Interface dataset entries

---

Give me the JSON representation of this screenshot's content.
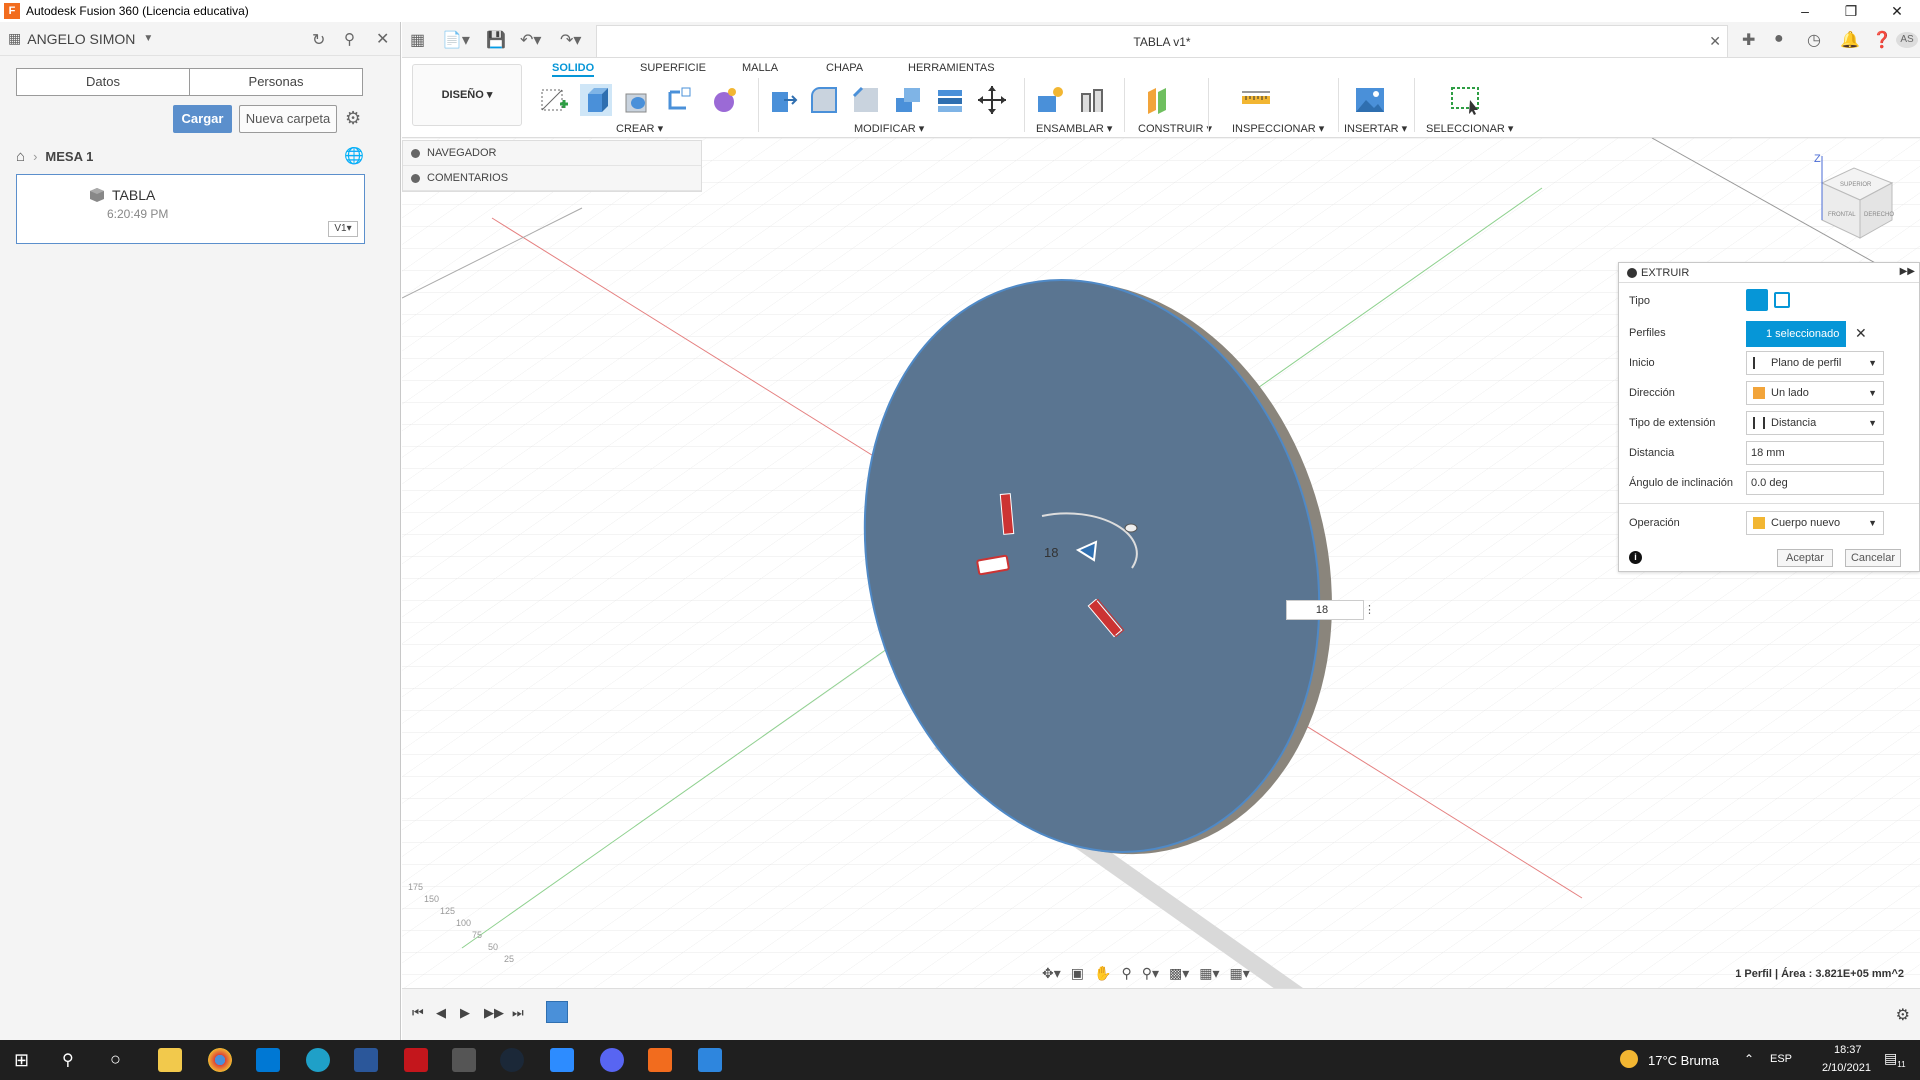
{
  "window": {
    "title": "Autodesk Fusion 360 (Licencia educativa)"
  },
  "data_panel": {
    "user": "ANGELO SIMON",
    "tabs": [
      "Datos",
      "Personas"
    ],
    "upload_button": "Cargar",
    "new_folder_button": "Nueva carpeta",
    "breadcrumb": "MESA 1",
    "file": {
      "name": "TABLA",
      "time": "6:20:49 PM",
      "version": "V1"
    }
  },
  "document": {
    "tab_title": "TABLA v1*"
  },
  "ribbon": {
    "workspace": "DISEÑO",
    "tabs": [
      "SOLIDO",
      "SUPERFICIE",
      "MALLA",
      "CHAPA",
      "HERRAMIENTAS"
    ],
    "groups": [
      "CREAR",
      "MODIFICAR",
      "ENSAMBLAR",
      "CONSTRUIR",
      "INSPECCIONAR",
      "INSERTAR",
      "SELECCIONAR"
    ]
  },
  "browser": {
    "items": [
      "NAVEGADOR",
      "COMENTARIOS"
    ]
  },
  "extrude_dialog": {
    "title": "EXTRUIR",
    "rows": {
      "tipo": "Tipo",
      "perfiles": "Perfiles",
      "inicio": "Inicio",
      "direccion": "Dirección",
      "tipo_extension": "Tipo de extensión",
      "distancia": "Distancia",
      "angulo": "Ángulo de inclinación",
      "operacion": "Operación"
    },
    "values": {
      "perfiles": "1 seleccionado",
      "inicio": "Plano de perfil",
      "direccion": "Un lado",
      "tipo_extension": "Distancia",
      "distancia": "18 mm",
      "angulo": "0.0 deg",
      "operacion": "Cuerpo nuevo"
    },
    "accept": "Aceptar",
    "cancel": "Cancelar"
  },
  "viewport": {
    "distance_input": "18",
    "distance_label": "18",
    "status": "1 Perfil | Área : 3.821E+05 mm^2",
    "viewcube_labels": [
      "SUPERIOR",
      "FRONTAL",
      "DERECHO"
    ],
    "axis_z": "Z",
    "ruler_values": [
      "175",
      "150",
      "125",
      "100",
      "75",
      "50",
      "25"
    ]
  },
  "taskbar": {
    "weather": "17°C Bruma",
    "language": "ESP",
    "time": "18:37",
    "date": "2/10/2021",
    "notifications": "11"
  },
  "colors": {
    "accent": "#0696d7",
    "disk": "#5a7591",
    "axis_red": "#e06666",
    "axis_green": "#7dcf7d"
  }
}
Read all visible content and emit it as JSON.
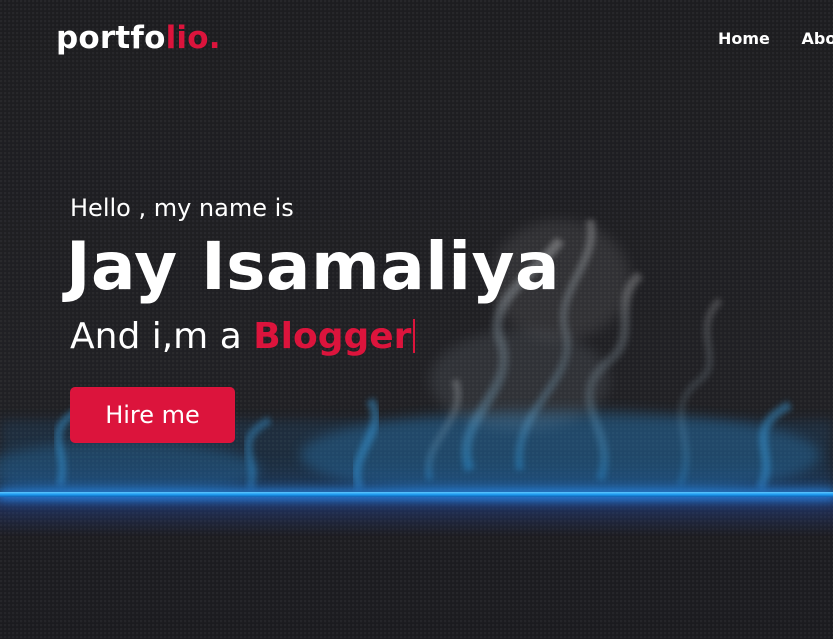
{
  "navbar": {
    "logo_main": "portfo",
    "logo_accent": "lio.",
    "links": [
      "Home",
      "About"
    ]
  },
  "hero": {
    "greeting": "Hello , my name is",
    "name": "Jay Isamaliya",
    "role_prefix": "And i,m a ",
    "role_word": "Blogger",
    "cta_label": "Hire me"
  },
  "colors": {
    "accent": "#dc143c",
    "background": "#1c1c1e",
    "glow": "#1e9bf0"
  }
}
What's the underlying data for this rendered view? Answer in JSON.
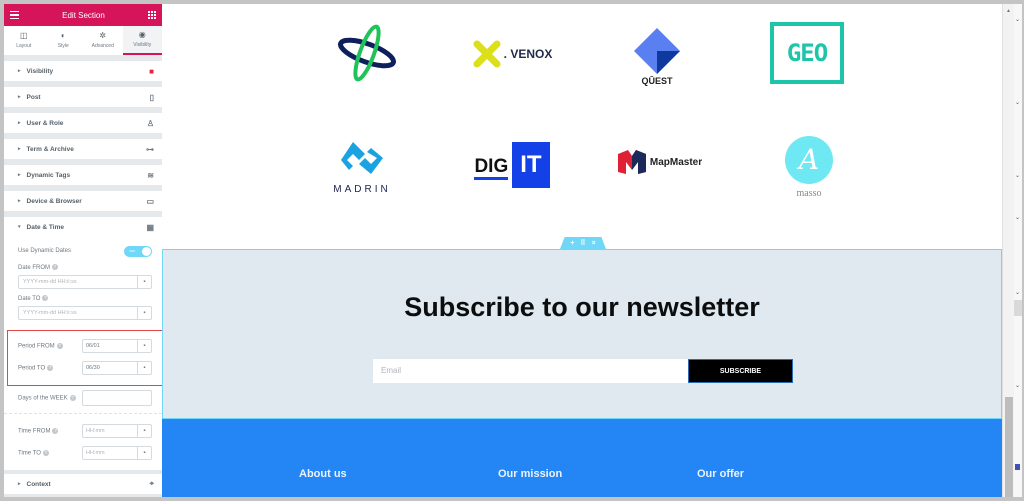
{
  "editor": {
    "title": "Edit Section",
    "tabs": [
      {
        "label": "Layout",
        "icon": "layout-icon"
      },
      {
        "label": "Style",
        "icon": "contrast-icon"
      },
      {
        "label": "Advanced",
        "icon": "gear-icon"
      },
      {
        "label": "Visibility",
        "icon": "eye-icon",
        "active": true
      }
    ],
    "sections": [
      {
        "label": "Visibility",
        "icon": "visibility-toggle-icon"
      },
      {
        "label": "Post",
        "icon": "document-icon"
      },
      {
        "label": "User & Role",
        "icon": "user-icon"
      },
      {
        "label": "Term & Archive",
        "icon": "sitemap-icon"
      },
      {
        "label": "Dynamic Tags",
        "icon": "database-icon"
      },
      {
        "label": "Device & Browser",
        "icon": "mobile-icon"
      },
      {
        "label": "Date & Time",
        "icon": "calendar-icon",
        "expanded": true
      }
    ],
    "date_time": {
      "use_dynamic_dates_label": "Use Dynamic Dates",
      "use_dynamic_dates_toggle": "YES",
      "date_from_label": "Date FROM",
      "date_from_placeholder": "YYYY-mm-dd HH:ii:ss",
      "date_to_label": "Date TO",
      "date_to_placeholder": "YYYY-mm-dd HH:ii:ss",
      "period_from_label": "Period FROM",
      "period_from_value": "06/01",
      "period_to_label": "Period TO",
      "period_to_value": "06/30",
      "days_of_week_label": "Days of the WEEK",
      "days_of_week_value": "",
      "time_from_label": "Time FROM",
      "time_from_placeholder": "HH:mm",
      "time_to_label": "Time TO",
      "time_to_placeholder": "HH:mm"
    },
    "context_section": {
      "label": "Context",
      "icon": "crosshair-icon"
    },
    "help_glyph": "?",
    "caret_right": "▸",
    "caret_down": "▾",
    "delete_glyph": "🗑",
    "collapse_glyph": "‹"
  },
  "canvas": {
    "logos": [
      {
        "name": "orbit-logo",
        "text": ""
      },
      {
        "name": "venox-logo",
        "text": ". VENOX"
      },
      {
        "name": "quest-logo",
        "text": "QŪEST"
      },
      {
        "name": "geo-logo",
        "text": "GEO"
      },
      {
        "name": "madrin-logo",
        "text": "MADRIN"
      },
      {
        "name": "digit-logo",
        "text_a": "DIG",
        "text_b": "IT"
      },
      {
        "name": "mapmaster-logo",
        "text": "MapMaster"
      },
      {
        "name": "masso-logo",
        "text": "masso"
      }
    ],
    "section_handle": {
      "add": "+",
      "move": "⠿",
      "close": "×"
    },
    "newsletter": {
      "title": "Subscribe to our newsletter",
      "email_placeholder": "Email",
      "button_label": "SUBSCRIBE"
    },
    "footer": {
      "links": [
        "About us",
        "Our mission",
        "Our offer"
      ]
    }
  },
  "colors": {
    "editor_accent": "#d5145a",
    "section_outline": "#71d7f7",
    "footer_bg": "#2386f4",
    "newsletter_bg": "#e0e9ef",
    "highlight_border": "#e04848"
  }
}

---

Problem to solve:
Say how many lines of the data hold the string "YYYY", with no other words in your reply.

Result of the task:
2